"In summer the nights. Not only when the moon shines, but on dark nights too, as the fireflies flit to and fro, and even when it rains, how beautiful it is!" (translation by Ivan Morris)
Unfortunately, firefly numbers are diminishing, no thanks to widespread paving over of firefly habitats, extensive use of pesticides, and the light pollution that make it difficult for fireflies to spot each other for mating (resulting in fewer larvae for the following season). Fireflies can then be considered an indicator species -- its presence indicate a pristine environment.
For a period of time, fireflies disappeared from Kinchakuda, the purse shaped field most famous for the majestic carpet of red higanbana (spider lily) flowers in September. The local government brought in a hotaru expert to help bring them back. These efforts have been rewarded. In the middle of Kinchakuda is a roped off place with a small stream hidden by tall reeds. This is the designated firefly sanctuary and crossing the rope is prohibited. People young and old can enjoy a night stroll along this area and spot dozens of these flickering wonders resting by the banks of the stream. I think you're particularly lucky if you catch them flying about and have them land on your hand.
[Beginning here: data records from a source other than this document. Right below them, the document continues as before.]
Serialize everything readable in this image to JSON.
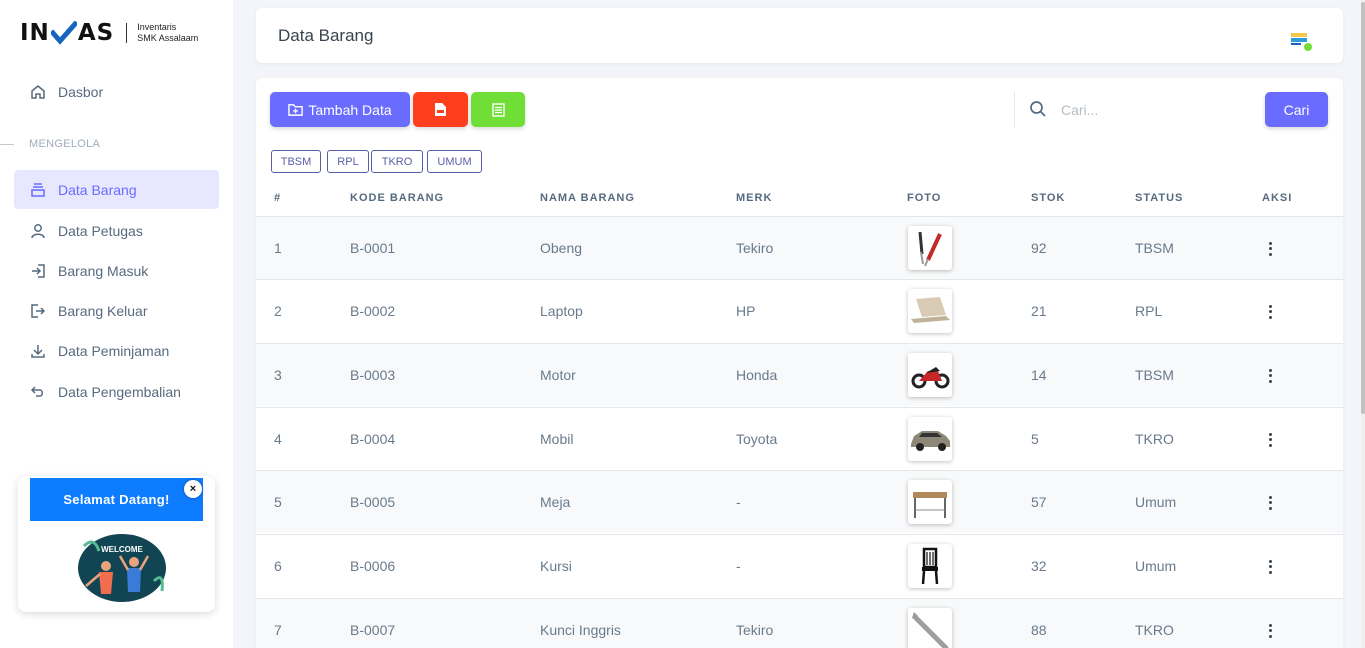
{
  "brand": {
    "logo_text_1": "IN",
    "logo_text_2": "AS",
    "subtitle_1": "Inventaris",
    "subtitle_2": "SMK Assalaam"
  },
  "sidebar": {
    "dashboard": "Dasbor",
    "section_header": "MENGELOLA",
    "items": [
      {
        "label": "Data Barang",
        "icon": "inventory-icon",
        "active": true
      },
      {
        "label": "Data Petugas",
        "icon": "user-icon"
      },
      {
        "label": "Barang Masuk",
        "icon": "log-in-icon"
      },
      {
        "label": "Barang Keluar",
        "icon": "log-out-icon"
      },
      {
        "label": "Data Peminjaman",
        "icon": "download-icon"
      },
      {
        "label": "Data Pengembalian",
        "icon": "undo-icon"
      }
    ]
  },
  "welcome": {
    "title": "Selamat Datang!",
    "close": "×",
    "image_text": "WELCOME"
  },
  "header": {
    "title": "Data Barang"
  },
  "toolbar": {
    "add_label": "Tambah Data",
    "search_placeholder": "Cari...",
    "search_button": "Cari"
  },
  "filters": [
    "TBSM",
    "RPL",
    "TKRO",
    "UMUM"
  ],
  "table": {
    "headers": [
      "#",
      "KODE BARANG",
      "NAMA BARANG",
      "MERK",
      "FOTO",
      "STOK",
      "STATUS",
      "AKSI"
    ],
    "rows": [
      {
        "no": "1",
        "kode": "B-0001",
        "nama": "Obeng",
        "merk": "Tekiro",
        "foto": "screwdriver",
        "stok": "92",
        "status": "TBSM"
      },
      {
        "no": "2",
        "kode": "B-0002",
        "nama": "Laptop",
        "merk": "HP",
        "foto": "laptop",
        "stok": "21",
        "status": "RPL"
      },
      {
        "no": "3",
        "kode": "B-0003",
        "nama": "Motor",
        "merk": "Honda",
        "foto": "motorcycle",
        "stok": "14",
        "status": "TBSM"
      },
      {
        "no": "4",
        "kode": "B-0004",
        "nama": "Mobil",
        "merk": "Toyota",
        "foto": "car",
        "stok": "5",
        "status": "TKRO"
      },
      {
        "no": "5",
        "kode": "B-0005",
        "nama": "Meja",
        "merk": "-",
        "foto": "table",
        "stok": "57",
        "status": "Umum"
      },
      {
        "no": "6",
        "kode": "B-0006",
        "nama": "Kursi",
        "merk": "-",
        "foto": "chair",
        "stok": "32",
        "status": "Umum"
      },
      {
        "no": "7",
        "kode": "B-0007",
        "nama": "Kunci Inggris",
        "merk": "Tekiro",
        "foto": "wrench",
        "stok": "88",
        "status": "TKRO"
      }
    ]
  },
  "colors": {
    "primary": "#696cff",
    "danger": "#ff3e1d",
    "success": "#71dd37",
    "welcome": "#0d7cff"
  }
}
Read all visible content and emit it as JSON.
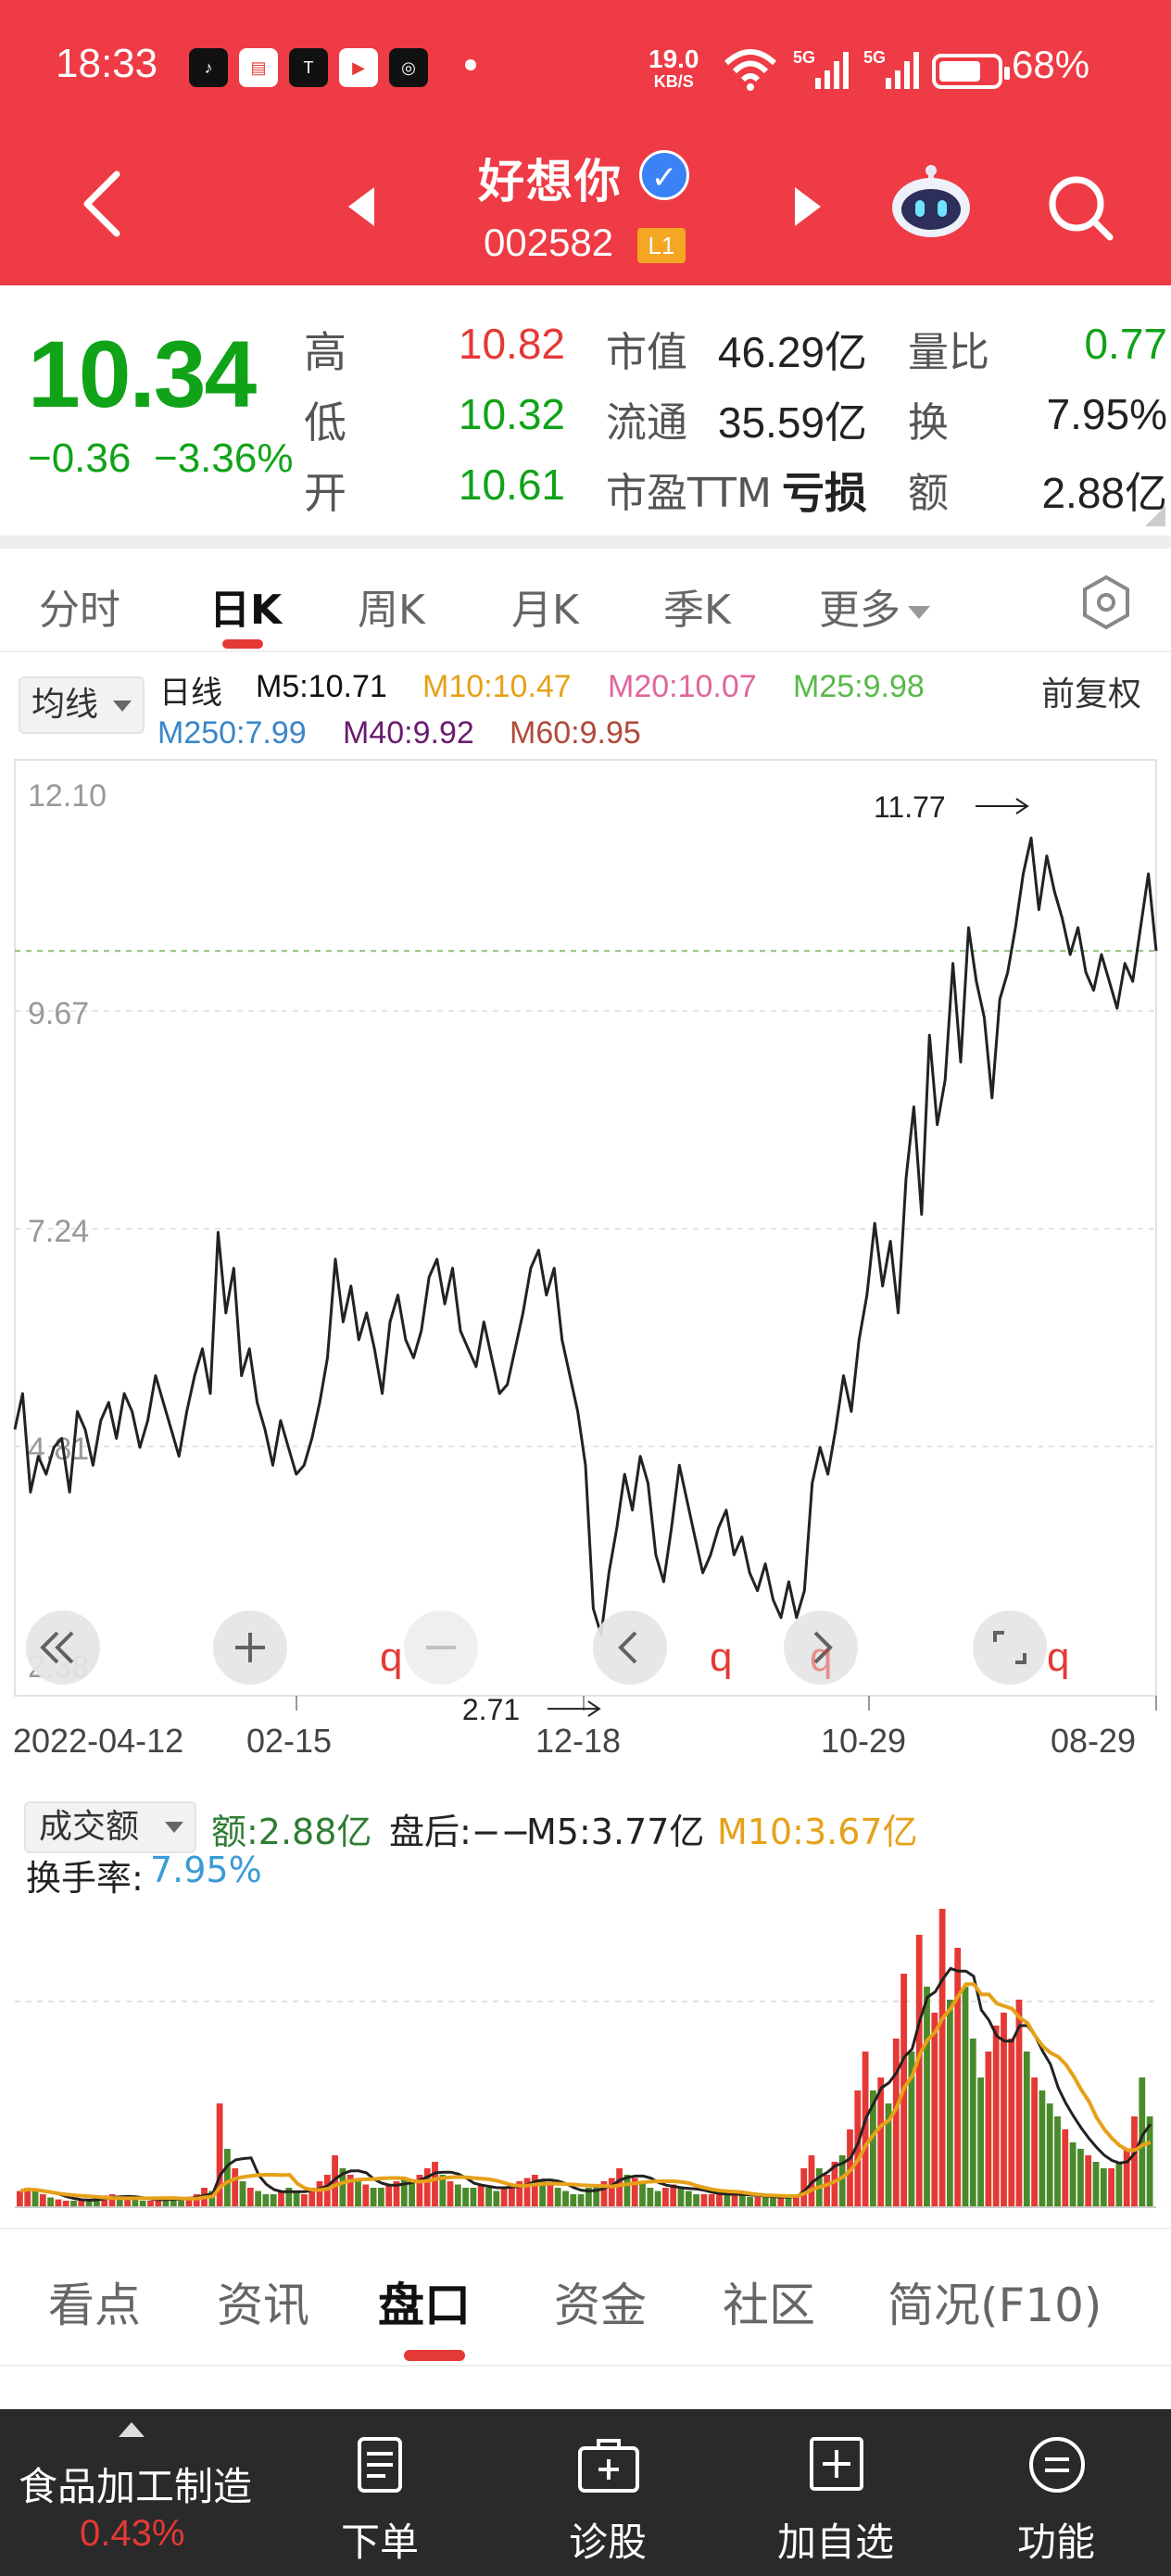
{
  "status_bar": {
    "time": "18:33",
    "net_speed_value": "19.0",
    "net_speed_unit": "KB/S",
    "signal_1": "5G",
    "signal_2": "5G",
    "battery_percent": "68%",
    "app_icons": [
      "tiktok-icon",
      "toutiao-icon",
      "tesla-icon",
      "youtube-icon",
      "app-icon"
    ]
  },
  "header": {
    "stock_name": "好想你",
    "stock_code": "002582",
    "level_badge": "L1",
    "verified_mark": "✓",
    "accent_color": "#ee3b45"
  },
  "quote": {
    "price": "10.34",
    "change": "−0.36",
    "change_pct": "−3.36%",
    "stats": [
      {
        "label": "高",
        "value": "10.82",
        "color": "red"
      },
      {
        "label": "低",
        "value": "10.32",
        "color": "green"
      },
      {
        "label": "开",
        "value": "10.61",
        "color": "green"
      }
    ],
    "market": [
      {
        "label": "市值",
        "value": "46.29亿"
      },
      {
        "label": "流通",
        "value": "35.59亿"
      },
      {
        "label": "市盈TTM",
        "value": "亏损"
      }
    ],
    "ratios": [
      {
        "label": "量比",
        "value": "0.77",
        "color": "green"
      },
      {
        "label": "换",
        "value": "7.95%",
        "color": "black"
      },
      {
        "label": "额",
        "value": "2.88亿",
        "color": "black"
      }
    ]
  },
  "period_tabs": {
    "items": [
      "分时",
      "日K",
      "周K",
      "月K",
      "季K",
      "更多"
    ],
    "active": "日K"
  },
  "ma_legend": {
    "selector": "均线",
    "line_type": "日线",
    "entries": [
      {
        "text": "M5:10.71",
        "color": "#111111"
      },
      {
        "text": "M10:10.47",
        "color": "#e6a118"
      },
      {
        "text": "M20:10.07",
        "color": "#e0659b"
      },
      {
        "text": "M25:9.98",
        "color": "#59b94a"
      },
      {
        "text": "M250:7.99",
        "color": "#3a86c8"
      },
      {
        "text": "M40:9.92",
        "color": "#6a1b6e"
      },
      {
        "text": "M60:9.95",
        "color": "#b04a3a"
      }
    ],
    "adjust": "前复权"
  },
  "chart_data": [
    {
      "type": "line",
      "y_ticks": [
        "12.10",
        "9.67",
        "7.24",
        "4.81",
        "2.38"
      ],
      "ylim": [
        2.38,
        12.1
      ],
      "reference_value": 10.34,
      "x_tick_labels": [
        "2022-04-12",
        "02-15",
        "12-18",
        "10-29",
        "08-29"
      ],
      "annotations": [
        {
          "text": "11.77",
          "kind": "max"
        },
        {
          "text": "2.71",
          "kind": "min"
        }
      ],
      "values": [
        5.0,
        5.4,
        4.3,
        4.7,
        4.5,
        4.8,
        4.9,
        4.3,
        5.2,
        5.0,
        4.6,
        5.1,
        5.3,
        4.9,
        5.4,
        5.2,
        4.8,
        5.1,
        5.6,
        5.3,
        5.0,
        4.7,
        5.2,
        5.6,
        5.9,
        5.4,
        7.2,
        6.3,
        6.8,
        5.6,
        5.9,
        5.3,
        5.0,
        4.6,
        5.1,
        4.8,
        4.5,
        4.6,
        4.9,
        5.3,
        5.8,
        6.9,
        6.2,
        6.6,
        6.0,
        6.3,
        5.9,
        5.4,
        6.2,
        6.5,
        6.0,
        5.8,
        6.1,
        6.7,
        6.9,
        6.4,
        6.8,
        6.1,
        5.9,
        5.7,
        6.2,
        5.8,
        5.4,
        5.5,
        5.9,
        6.3,
        6.8,
        7.0,
        6.5,
        6.8,
        6.0,
        5.6,
        5.2,
        4.6,
        3.0,
        2.71,
        3.4,
        3.9,
        4.5,
        4.1,
        4.7,
        4.4,
        3.6,
        3.3,
        3.9,
        4.6,
        4.2,
        3.8,
        3.4,
        3.6,
        3.9,
        4.1,
        3.6,
        3.8,
        3.4,
        3.2,
        3.5,
        3.1,
        2.9,
        3.3,
        2.9,
        3.2,
        4.4,
        4.8,
        4.5,
        5.0,
        5.6,
        5.2,
        6.0,
        6.5,
        7.3,
        6.6,
        7.1,
        6.3,
        7.8,
        8.6,
        7.4,
        9.4,
        8.4,
        8.9,
        10.2,
        9.1,
        10.6,
        10.0,
        9.6,
        8.7,
        9.8,
        10.1,
        10.6,
        11.2,
        11.6,
        10.8,
        11.4,
        11.0,
        10.7,
        10.3,
        10.6,
        10.1,
        9.9,
        10.3,
        10.0,
        9.7,
        10.2,
        10.0,
        10.6,
        11.2,
        10.34
      ]
    },
    {
      "type": "bar",
      "title": "成交额",
      "values": [
        0.25,
        0.3,
        0.25,
        0.2,
        0.15,
        0.12,
        0.1,
        0.1,
        0.1,
        0.12,
        0.15,
        0.18,
        0.2,
        0.16,
        0.14,
        0.12,
        0.1,
        0.1,
        0.12,
        0.15,
        0.14,
        0.12,
        0.16,
        0.2,
        0.3,
        0.25,
        1.6,
        0.9,
        0.6,
        0.4,
        0.3,
        0.25,
        0.2,
        0.2,
        0.25,
        0.3,
        0.25,
        0.2,
        0.3,
        0.4,
        0.5,
        0.8,
        0.6,
        0.5,
        0.4,
        0.35,
        0.3,
        0.3,
        0.35,
        0.4,
        0.45,
        0.4,
        0.5,
        0.6,
        0.7,
        0.5,
        0.4,
        0.35,
        0.3,
        0.3,
        0.35,
        0.3,
        0.25,
        0.3,
        0.35,
        0.4,
        0.45,
        0.5,
        0.4,
        0.35,
        0.3,
        0.25,
        0.2,
        0.2,
        0.3,
        0.35,
        0.4,
        0.45,
        0.6,
        0.5,
        0.45,
        0.4,
        0.3,
        0.25,
        0.3,
        0.35,
        0.3,
        0.25,
        0.2,
        0.2,
        0.2,
        0.2,
        0.2,
        0.2,
        0.18,
        0.16,
        0.16,
        0.15,
        0.15,
        0.16,
        0.16,
        0.2,
        0.6,
        0.8,
        0.6,
        0.5,
        0.7,
        0.8,
        1.2,
        1.8,
        2.4,
        1.8,
        2.0,
        1.6,
        2.6,
        3.6,
        2.4,
        4.2,
        3.4,
        3.0,
        4.6,
        3.2,
        4.0,
        3.4,
        2.6,
        2.0,
        2.4,
        2.8,
        3.0,
        2.6,
        3.2,
        2.4,
        2.0,
        1.8,
        1.6,
        1.4,
        1.2,
        1.0,
        0.9,
        0.8,
        0.7,
        0.6,
        0.6,
        0.7,
        0.9,
        1.4,
        2.0,
        1.4
      ],
      "legend": {
        "amount": "额:2.88亿",
        "after_hours": "盘后:−−",
        "m5": "M5:3.77亿",
        "m10": "M10:3.67亿",
        "turnover_label": "换手率:",
        "turnover_value": "7.95%"
      }
    }
  ],
  "bottom_tabs": {
    "items": [
      "看点",
      "资讯",
      "盘口",
      "资金",
      "社区",
      "简况(F10)"
    ],
    "active": "盘口"
  },
  "footer": {
    "industry_name": "食品加工制造",
    "industry_change": "0.43%",
    "buttons": [
      {
        "label": "下单",
        "icon": "order-icon"
      },
      {
        "label": "诊股",
        "icon": "diagnose-icon"
      },
      {
        "label": "加自选",
        "icon": "add-watchlist-icon"
      },
      {
        "label": "功能",
        "icon": "menu-icon"
      }
    ]
  },
  "colors": {
    "rise": "#e53935",
    "fall": "#10a318",
    "line": "#222222",
    "grid": "#d8d8d8",
    "ref_line": "#8fbf78"
  }
}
Fireflies make their first appearance in Kinchakuda in early June, usually before the start of the rainy season or tsuyu. Plan to camp by the Koma River and make firefly watching one of the highlights of your overnight stay. For a short designated period, the local government puts up solar lights to mark the path around the firefly sanctuary.
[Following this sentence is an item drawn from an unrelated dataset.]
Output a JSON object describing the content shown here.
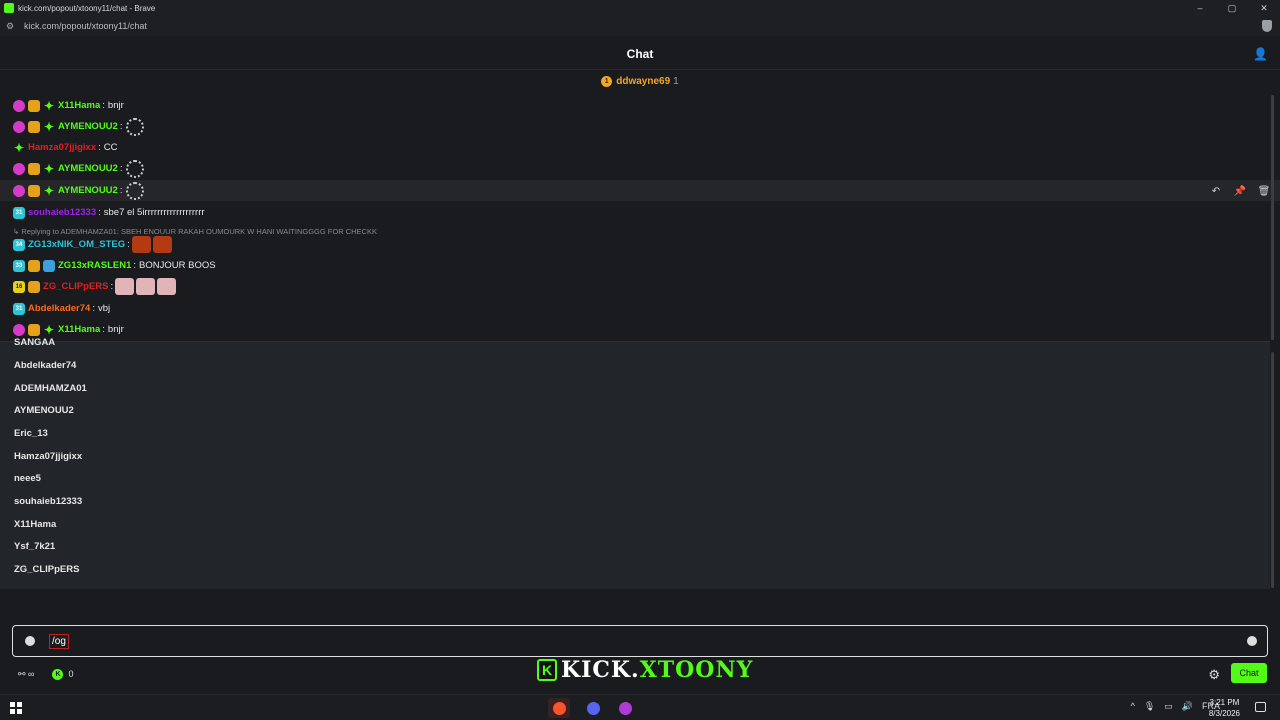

Was this article helpful?
For Sherilyn Siy, Asia is home. Born in Hong Kong, Sherilyn spent time in the Philippines, China, and now lives in Japan. She speaks English, Filipino, Chinese (or putonghua), and Hokkien, her family's local dialect. Running is one of her favorite ways to explore Japan. She proudly finished the 2015 Tokyo Marathon -- her first ever full marathon -- in 4 hours and 37 minutes. She was absolutely psyched when she got selected again to run the new Tokyo Marathon route in 2018. She hopes to complete other races in Japan.